Start of Source information

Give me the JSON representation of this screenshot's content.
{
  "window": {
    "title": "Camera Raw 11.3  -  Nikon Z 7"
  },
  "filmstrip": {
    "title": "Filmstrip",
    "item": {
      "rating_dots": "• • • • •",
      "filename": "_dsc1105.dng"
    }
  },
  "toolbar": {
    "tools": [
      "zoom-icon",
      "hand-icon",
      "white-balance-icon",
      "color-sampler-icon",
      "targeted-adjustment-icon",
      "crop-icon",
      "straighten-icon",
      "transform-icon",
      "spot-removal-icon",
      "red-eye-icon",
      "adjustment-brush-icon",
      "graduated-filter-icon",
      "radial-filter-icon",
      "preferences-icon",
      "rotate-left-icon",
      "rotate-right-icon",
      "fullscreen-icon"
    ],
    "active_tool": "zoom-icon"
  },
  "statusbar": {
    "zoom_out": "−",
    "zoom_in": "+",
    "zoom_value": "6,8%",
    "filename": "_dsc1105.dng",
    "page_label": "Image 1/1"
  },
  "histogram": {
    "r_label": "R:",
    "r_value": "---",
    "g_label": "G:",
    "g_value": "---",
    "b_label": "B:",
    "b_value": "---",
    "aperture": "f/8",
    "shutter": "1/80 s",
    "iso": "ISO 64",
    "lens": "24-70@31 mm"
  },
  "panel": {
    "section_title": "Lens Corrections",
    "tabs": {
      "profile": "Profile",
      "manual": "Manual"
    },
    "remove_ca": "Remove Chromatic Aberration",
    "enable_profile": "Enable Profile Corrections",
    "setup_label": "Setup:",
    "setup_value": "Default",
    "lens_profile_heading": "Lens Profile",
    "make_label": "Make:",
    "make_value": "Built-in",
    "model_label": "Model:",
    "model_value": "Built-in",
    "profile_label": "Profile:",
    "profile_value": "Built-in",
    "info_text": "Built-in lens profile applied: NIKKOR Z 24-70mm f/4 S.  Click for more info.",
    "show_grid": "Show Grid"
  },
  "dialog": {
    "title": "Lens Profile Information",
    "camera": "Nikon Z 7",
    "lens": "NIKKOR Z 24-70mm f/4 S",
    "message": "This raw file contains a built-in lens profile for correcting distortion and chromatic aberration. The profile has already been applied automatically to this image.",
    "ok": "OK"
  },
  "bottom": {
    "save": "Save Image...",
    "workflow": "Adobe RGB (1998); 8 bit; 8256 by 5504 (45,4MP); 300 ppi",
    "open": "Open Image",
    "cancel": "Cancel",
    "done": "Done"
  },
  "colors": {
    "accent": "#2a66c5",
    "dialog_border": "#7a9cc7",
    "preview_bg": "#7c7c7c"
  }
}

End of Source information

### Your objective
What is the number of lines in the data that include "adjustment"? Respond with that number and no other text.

### Result
2